Wednesday, December 21, 2011

SAR #11353

Everyone’s basic needs should take precedence over anyone’s greed. Jodi Dean

The Plan, Version 5.63: Remember when Ben gave the banks free money in exchange for iffy assets in the hope that they would then lend it out and create some jobs? And how they took the money and lent it back to the US Treasury? The ECB is going to try the same trick, in hopes that the banks will invest (?) in Italian and Spanish etc. covering bonds. Even though the banks say they won't. Nothing in this process actually improves the likelihood that Spain or Italy, etc. will ever be able to repay their debts. And the ECB can't lend out more than 25% of the €2 trillion it would take. But if some banks can make a nice profit from it, I'm sure it will be called a success.

See/Do: Secretary Clinton is upset that Egyptian security forces are acting like their counterparts in Bahrain, Oakland, Saudi Arabia, Syria and UC Davis.

Asked & Answered:Why are Republicans against the payroll tax cut? First, what part of 'payroll' don't you understand? Then there's the chance that it might make the economy better and they certainly don't want that - not until Obama is a memory. And dropping GDP an additional 1.7% in 2012 will be okay, as long as they can extort a bunch of stuff for their donors out of the negotiations.

Pattern Learning: The Bush/Cheney/Gingrich folks are sick with envy that Hungary's leaders are getting call constitutional reform.

Driving Around: The markets soared today, supposedly on the good housing news which was that housing starts were up 9.3% m/m, building permits (up 5.1% m/m), and completions (up 5.6%) . But to the census bureau a 'house' includes a multifamily rental property... an apartment. A 25% jump in multifamily construction accounted for almost all of the gain.

Looking Before Leaping: Yes, fracking and shale gas are going to make folks rich, but mostly just the one selling the stock. Natural gas at $3.10/mmBTU isn't going to do anything much, certainly not create a million jobs.

Once Upon A TimeIn America: The 1% see the 99% as impedimentia, to be avoided when possible and ignored when unavoidable. Home Depot's Bernard Marcus asks, "Who gives a crap about some imbeciles? Are you kidding me?” And the always beloved Jamie Dimon of JPMorgan - who made $23 million in 2010, is willing to admit, "“Sometimes there’s a bad apple," but complains that all the rich bankers get tarred with the same brush. We've always had the rich, but once upon a time they had manners and some sense of shame.

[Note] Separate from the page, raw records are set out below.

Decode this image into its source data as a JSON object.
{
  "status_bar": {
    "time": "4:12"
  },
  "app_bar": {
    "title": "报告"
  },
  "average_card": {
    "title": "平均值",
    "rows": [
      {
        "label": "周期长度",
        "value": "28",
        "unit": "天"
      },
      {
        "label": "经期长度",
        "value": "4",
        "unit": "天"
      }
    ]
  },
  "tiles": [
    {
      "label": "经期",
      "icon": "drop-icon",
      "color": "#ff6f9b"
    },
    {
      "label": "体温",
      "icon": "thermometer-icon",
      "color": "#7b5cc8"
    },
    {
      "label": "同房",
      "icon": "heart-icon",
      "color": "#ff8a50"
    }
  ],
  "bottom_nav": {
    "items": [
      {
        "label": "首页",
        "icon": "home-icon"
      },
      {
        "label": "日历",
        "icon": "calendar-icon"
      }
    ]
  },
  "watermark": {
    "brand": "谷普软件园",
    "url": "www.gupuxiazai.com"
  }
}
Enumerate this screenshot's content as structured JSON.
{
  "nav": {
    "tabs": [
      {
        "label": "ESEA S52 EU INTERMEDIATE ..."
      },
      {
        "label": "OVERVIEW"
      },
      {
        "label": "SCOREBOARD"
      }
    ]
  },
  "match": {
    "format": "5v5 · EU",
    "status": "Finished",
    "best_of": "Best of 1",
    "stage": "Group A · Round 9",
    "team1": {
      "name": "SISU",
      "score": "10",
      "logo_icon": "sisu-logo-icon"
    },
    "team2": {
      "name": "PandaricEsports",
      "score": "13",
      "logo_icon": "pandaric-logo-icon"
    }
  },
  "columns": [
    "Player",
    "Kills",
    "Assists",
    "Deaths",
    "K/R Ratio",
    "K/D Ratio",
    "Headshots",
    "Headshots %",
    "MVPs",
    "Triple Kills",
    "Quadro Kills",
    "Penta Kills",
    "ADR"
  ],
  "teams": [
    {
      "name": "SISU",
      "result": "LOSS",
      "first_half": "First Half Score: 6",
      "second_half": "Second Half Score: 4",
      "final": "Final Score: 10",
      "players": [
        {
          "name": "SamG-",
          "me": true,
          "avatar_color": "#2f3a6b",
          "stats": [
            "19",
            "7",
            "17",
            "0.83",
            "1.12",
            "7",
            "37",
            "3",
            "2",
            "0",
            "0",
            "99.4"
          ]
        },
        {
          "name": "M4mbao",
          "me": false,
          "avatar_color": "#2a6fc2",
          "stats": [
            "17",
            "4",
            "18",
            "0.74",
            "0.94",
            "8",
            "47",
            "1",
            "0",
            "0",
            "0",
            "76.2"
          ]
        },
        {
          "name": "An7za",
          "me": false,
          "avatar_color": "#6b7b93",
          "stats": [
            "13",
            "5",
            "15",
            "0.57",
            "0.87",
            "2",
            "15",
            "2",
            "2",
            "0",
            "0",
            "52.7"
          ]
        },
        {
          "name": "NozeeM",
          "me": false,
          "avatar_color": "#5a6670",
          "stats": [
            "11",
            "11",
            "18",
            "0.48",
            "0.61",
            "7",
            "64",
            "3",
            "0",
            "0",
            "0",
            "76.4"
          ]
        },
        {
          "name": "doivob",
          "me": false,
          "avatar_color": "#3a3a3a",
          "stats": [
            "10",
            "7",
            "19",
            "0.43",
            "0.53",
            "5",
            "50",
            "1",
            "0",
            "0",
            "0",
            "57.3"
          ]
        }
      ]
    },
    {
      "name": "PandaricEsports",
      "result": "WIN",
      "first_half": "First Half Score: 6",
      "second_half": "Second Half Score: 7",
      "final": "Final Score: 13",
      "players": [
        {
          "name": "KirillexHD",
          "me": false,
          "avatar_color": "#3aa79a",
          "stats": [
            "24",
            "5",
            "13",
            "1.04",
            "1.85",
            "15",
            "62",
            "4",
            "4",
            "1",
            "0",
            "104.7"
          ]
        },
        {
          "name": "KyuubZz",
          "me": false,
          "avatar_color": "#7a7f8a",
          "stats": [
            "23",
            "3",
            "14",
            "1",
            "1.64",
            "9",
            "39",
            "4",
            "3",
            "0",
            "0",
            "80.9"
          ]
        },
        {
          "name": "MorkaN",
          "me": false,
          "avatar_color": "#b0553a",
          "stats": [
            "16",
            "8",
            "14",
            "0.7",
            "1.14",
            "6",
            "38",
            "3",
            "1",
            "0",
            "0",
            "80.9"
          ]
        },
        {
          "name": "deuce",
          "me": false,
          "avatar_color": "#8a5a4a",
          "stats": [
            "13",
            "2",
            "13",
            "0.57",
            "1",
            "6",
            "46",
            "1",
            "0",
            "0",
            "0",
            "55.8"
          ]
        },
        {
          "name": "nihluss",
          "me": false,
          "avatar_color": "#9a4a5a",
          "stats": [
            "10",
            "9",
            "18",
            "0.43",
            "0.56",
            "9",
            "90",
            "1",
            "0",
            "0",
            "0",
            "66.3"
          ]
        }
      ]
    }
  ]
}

Progress: Wasn't it better in the old days, when you had to actually stuff the ballot boxes? All electronic voting has done is make it harder to spot, harder to prove and easier to get away with. Which explains why the politicians are in favor or it.

1 comment:

Anonymous said...

When you think about it, we have not always had the rich; they arrived with the problem of what to do with surpluses in physical goods.